If you tend to smoke when you drink alcohol, it’s important to recognize that cigarettes are a known psoriasis trigger. Studies have found that people who smoke tend to have more severe psoriasis than non-smokers, with people who smoke heavily faring worse than light smokers.

“Some people even say certain foods cause flares, though this hasn’t been proven scientifically,” says Melissa Magliocco, the acting chief of the Division of Clinical Pharmacology at the University of Medicine and Dentistry of New Jersey-Robert Wood Johnson Medical School. “But, by avoiding these foods, some patients say their symptoms improve a little bit.”

If you notice that certain foods or overeating tend to worsen your psoriasis symptom, ask your doctor about modifying your diet to see whether your skin condition improves.

(Keep in mind, psoriasis experts agree that it’s important to follow a healthy lifestyle year-round, including during the holiday season. Eating healthy foods and getting regular exercise will help keep your body in top shape and may make psoriasis treatments more effective.)

Taking care of yourself during the holiday season may also bolster your immune system, making it less likely you’ll catch a cold or the flu. Since psoriasis is an autoimmune condition, anything that dampens your immune system, such as a virus, can cause your skin condition to worsen as well.

When the weather outside is frightful, your psoriasis symptoms may worsen.

“Weather changes can be psoriasis triggers for some people, especially changes from warm to cold weather,” Magliocco tells WebMD.

The cold, hard truth is that dry air and limited UV rays from the sun are psoriasis triggers for many people with the condition. Psoriasis experts say that ultraviolet light rays suppress skin cells that multiply too rapidly in patients with psoriasis.

  • If you’re stuck in a wintry locale where your skin won’t see the sun for weeks or months on end, ask your doctor whether phototherapy might be right for you. This psoriasis treatment uses medically supervised exposure to UV light to treat psoriasis, either alone or in conjunction with certain medications.
  • It’s also especially important for you to be diligent about moisturizing your skin during the winter months.

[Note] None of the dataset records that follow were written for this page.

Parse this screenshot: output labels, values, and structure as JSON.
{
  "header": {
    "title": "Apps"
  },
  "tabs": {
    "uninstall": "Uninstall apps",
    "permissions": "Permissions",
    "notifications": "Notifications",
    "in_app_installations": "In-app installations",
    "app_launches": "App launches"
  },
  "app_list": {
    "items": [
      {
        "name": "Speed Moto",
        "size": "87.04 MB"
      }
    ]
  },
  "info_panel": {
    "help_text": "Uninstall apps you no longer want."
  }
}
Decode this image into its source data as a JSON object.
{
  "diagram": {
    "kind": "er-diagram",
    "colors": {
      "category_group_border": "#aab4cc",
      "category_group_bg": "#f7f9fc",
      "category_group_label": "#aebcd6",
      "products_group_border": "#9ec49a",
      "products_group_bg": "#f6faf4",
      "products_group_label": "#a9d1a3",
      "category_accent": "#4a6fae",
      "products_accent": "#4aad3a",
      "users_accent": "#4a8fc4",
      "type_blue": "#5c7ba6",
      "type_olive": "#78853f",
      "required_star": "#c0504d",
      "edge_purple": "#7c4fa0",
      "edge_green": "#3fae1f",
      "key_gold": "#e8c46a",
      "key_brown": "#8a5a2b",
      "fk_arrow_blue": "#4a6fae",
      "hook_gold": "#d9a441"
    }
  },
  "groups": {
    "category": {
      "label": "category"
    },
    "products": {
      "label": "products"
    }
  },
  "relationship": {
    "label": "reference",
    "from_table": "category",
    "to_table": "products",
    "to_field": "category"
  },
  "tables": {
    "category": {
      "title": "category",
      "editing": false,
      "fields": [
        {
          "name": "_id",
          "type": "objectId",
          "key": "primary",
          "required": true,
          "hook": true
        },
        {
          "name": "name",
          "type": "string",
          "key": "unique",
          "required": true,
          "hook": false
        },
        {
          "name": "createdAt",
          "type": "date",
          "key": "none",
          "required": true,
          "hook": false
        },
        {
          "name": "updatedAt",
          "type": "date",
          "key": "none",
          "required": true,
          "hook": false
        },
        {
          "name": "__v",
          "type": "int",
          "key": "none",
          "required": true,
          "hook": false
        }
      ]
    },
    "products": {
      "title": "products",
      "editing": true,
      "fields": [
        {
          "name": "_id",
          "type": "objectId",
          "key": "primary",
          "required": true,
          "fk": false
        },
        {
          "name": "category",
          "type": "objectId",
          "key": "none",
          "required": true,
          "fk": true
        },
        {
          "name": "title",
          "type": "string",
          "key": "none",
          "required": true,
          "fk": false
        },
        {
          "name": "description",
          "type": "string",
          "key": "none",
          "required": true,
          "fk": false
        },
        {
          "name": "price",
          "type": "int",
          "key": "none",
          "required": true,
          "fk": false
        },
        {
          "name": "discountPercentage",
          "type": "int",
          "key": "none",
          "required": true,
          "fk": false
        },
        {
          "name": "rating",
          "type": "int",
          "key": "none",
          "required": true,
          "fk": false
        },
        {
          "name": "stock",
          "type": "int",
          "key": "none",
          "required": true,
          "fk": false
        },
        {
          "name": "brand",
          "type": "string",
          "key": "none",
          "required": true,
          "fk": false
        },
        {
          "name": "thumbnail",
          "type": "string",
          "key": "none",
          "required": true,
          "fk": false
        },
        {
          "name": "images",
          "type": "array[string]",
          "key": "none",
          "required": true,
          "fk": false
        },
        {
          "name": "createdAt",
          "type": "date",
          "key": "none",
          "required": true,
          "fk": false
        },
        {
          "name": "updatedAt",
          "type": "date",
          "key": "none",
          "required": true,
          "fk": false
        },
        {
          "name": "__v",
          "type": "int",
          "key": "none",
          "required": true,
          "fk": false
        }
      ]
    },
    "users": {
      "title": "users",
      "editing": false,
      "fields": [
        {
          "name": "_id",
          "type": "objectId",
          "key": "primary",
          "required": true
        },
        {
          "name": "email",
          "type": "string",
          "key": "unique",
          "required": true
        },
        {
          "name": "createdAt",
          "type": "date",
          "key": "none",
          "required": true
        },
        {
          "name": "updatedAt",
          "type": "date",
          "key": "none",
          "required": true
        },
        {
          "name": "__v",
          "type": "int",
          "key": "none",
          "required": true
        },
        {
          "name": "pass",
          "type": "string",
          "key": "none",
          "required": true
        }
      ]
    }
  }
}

Try using a gentle moisturizer daily after you shower to seal hydration into your skin.
  • If you have certain areas where your psoriasis plaques are particularly troublesome, ask your doctor about occlusion. This technique consists of applying moisturizer to your skin, covering it with plastic wrap and leaving it on overnight. The plastic will intensify the effect of the moisturizing and in the morning you can gently exfoliate the area with a towel.

If you and the kids are headed outside for a day of sledding, the right choice of clothing could make the day much more enjoyable.

  • Even though wool might seem like a nice, warm option, many patients with psoriasis find that the texture of the fabric makes the itchiness of psoriasis more bothersome. Instead, try wearing layers of natural fabrics, such as silk or cotton, instead.
  • If you have psoriasis on your scalp that is prone to flaking, wear lighter colored tops and scarves to help disguise any white flecks that do fall.
  • If you can’t or don’t want to cover your psoriasis with clothing, there are cosmetic creams and cover-ups to help camouflage psoriasis. Though not foolproof, these creams can be applied to unbroken areas of skin and may minimize the appearance of psoriasis plaques and lesions.